Faces of ACOF
The Faces of our Community
The Faces of our Community
Frank joined the ACOF community in 2006 and currently resides in the Westlake community of Los Angeles.
Frank was raised in a safe and modest home, but at the very young age of 16, his father passed away from a heart attack. His Father’s unexpected passing forced him to take over the family business and step up as the caretaker for his family. Years later he suffered two brain aneurisms and fell into a deep coma for several months, which required him to undergo thorough rehabilitation to teach him basic functions such as how to speak and walk. His recovery took nearly five years and extensive visits to the hospital for rehabilitation. Frank attempted to reclaim his life, but by that time he had fallen into a disastrous financial situation and found himself homeless. Frank states “I tried to put the pieces back together, but it was too late. I was left with nothing. I had no place to go.” His life changed completely and Frank found himself with the reality that his life as he knew it was no longer there.
After experiencing homelessness for three years, he was contacted by A Community of Friends. Frank states, “my prayers were answered and I finally got a roof over my head, I received permanent supportive housing!” Receiving keys to his new home was life-changing for him, “I was speechless, it was the most humbling moment of my life. My newfound home surrounds me in warmth and comfort, it was an opportunity I would have never experienced without permanent supportive housing. Now I have a chance to thrive, I am happier and healthier since I now have a peaceful, safe, stable, and comfortable environment to call my home. Now that I have permanent supportive housing, the quality of my life instantly improved.”
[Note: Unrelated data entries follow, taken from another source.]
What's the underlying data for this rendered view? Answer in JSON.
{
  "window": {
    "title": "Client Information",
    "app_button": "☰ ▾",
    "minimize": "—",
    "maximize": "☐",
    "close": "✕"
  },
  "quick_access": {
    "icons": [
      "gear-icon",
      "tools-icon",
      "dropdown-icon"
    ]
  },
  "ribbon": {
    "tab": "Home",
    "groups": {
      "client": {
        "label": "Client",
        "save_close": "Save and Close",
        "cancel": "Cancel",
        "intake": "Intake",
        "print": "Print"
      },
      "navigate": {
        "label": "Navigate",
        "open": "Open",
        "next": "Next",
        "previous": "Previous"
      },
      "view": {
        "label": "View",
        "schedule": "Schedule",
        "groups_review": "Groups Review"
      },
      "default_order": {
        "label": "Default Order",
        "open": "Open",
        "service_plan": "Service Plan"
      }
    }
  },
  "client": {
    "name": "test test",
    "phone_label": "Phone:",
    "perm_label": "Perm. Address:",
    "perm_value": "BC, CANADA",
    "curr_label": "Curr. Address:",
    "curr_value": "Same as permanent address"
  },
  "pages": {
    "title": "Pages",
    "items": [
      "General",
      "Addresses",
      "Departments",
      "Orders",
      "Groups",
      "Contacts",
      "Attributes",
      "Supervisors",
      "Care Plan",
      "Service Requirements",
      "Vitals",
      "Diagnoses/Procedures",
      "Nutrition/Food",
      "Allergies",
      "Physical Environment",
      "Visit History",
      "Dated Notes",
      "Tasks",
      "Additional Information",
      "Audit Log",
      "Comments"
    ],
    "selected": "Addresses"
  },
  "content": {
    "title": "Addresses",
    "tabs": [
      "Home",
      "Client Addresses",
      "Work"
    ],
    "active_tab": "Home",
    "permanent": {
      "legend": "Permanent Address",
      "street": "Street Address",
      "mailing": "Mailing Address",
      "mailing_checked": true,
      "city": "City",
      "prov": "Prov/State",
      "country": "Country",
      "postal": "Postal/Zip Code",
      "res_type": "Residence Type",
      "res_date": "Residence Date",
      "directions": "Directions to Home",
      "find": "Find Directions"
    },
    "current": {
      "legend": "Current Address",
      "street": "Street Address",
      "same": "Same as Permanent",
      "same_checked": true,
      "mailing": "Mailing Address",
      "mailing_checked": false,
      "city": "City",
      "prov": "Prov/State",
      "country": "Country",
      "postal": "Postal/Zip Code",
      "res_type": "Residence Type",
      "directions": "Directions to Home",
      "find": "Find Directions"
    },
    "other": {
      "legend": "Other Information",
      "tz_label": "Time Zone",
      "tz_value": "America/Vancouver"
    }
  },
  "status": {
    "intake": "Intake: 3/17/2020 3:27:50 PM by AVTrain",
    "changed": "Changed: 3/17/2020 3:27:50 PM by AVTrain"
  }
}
Frank is now extremely involved with various causes and organizations and continually advocates for the end of homelessness through permanent supportive housing. As a member of ACOF’s Tenant Advisory Council, Frank provides not only his personal experience with homelessness but his dedication and commitment to the mission and values of ACOF.
Margaret (Lisa) joined ACOF in May 2014 and currently resides in Hollywood. Lisa moved away from her home in Hawaii, leaving behind her family and friends who up to that point, served as her support system. After moving from Hawaii, Lisa became homeless as she developed a drug addiction and mental health condition. Continue reading “Margaret (Lisa)”
Robert Jones sat on a bench outside the courtroom, waiting to hear if he was going back to prison for the seventh time. But that day, on that bench, Robert heard a call from deep inside. He felt a desire to try the one thing he had never tried before — Continue reading “Finding Family and Forgiveness”
By Jasmine Roman — Throughout my life, I have always been in motion – from place to place, from apartment to apartment, from shelter to shelter, to finally a decent home where I currently live. In order for me to survive, I had to get used to letting go of the past and adapting to the “now.”
Demeiia left her suburban Chicago hometown of Evanston, IL for Los Angeles at 23 because she needed to change her life. Her story weaves through many pockets of our sprawling city – from Eagle Rock to North Hollywood to South Los Angeles and finally, The Jungle* – where she knew she would die.
Jasmine, her three brothers and her mother moved into A Community of Friends’ Vista Nueva apartments in 2011, breaking her family’s cycle of chronic homelessness. “We used to live in a shelter,” said Jasmine. “We’d have to be up by 5 a.m. and out by 8 a.m.
Caroline Havens was born in Nebraska and moved to the Los Angeles area many years ago. In July 1997, Ms. Havens became homeless when she lost her job due to an illness. She tried applying for unemployment, but was rejected because of her health issue. Unable to work a full day, she tried to apply for General Relief but was informed that she had to apply for unemployment.
Daniel Rivera left home when he was 18 and has been in and out of homelessness his entire life, spending time in Los Angeles, Miami and Orlando. Looking back, Mr. Rivera realized that his symptoms of mental illness first surfaced in high school and continued into college. He was depressed, developed social anxiety and was withdrawn.
Eddie Wormley, a lifelong Angeleno, was raised in West Los Angeles by a single mother who was an alcoholic. He became involved with drugs and the “street life” early – use of marijuana easily escalated into abuse of other drugs. In and out of juvenile hall, he eventually joined the Marines but continued his addiction.
As a child, John Chavis was subject to emotional and physical abuse by his family. This abuse paved the way for a life filled with depression and low self-esteem. The two things that kept him going were a love of writing and a love of art. It was his love of art that provided relief through his troubling road to recovery.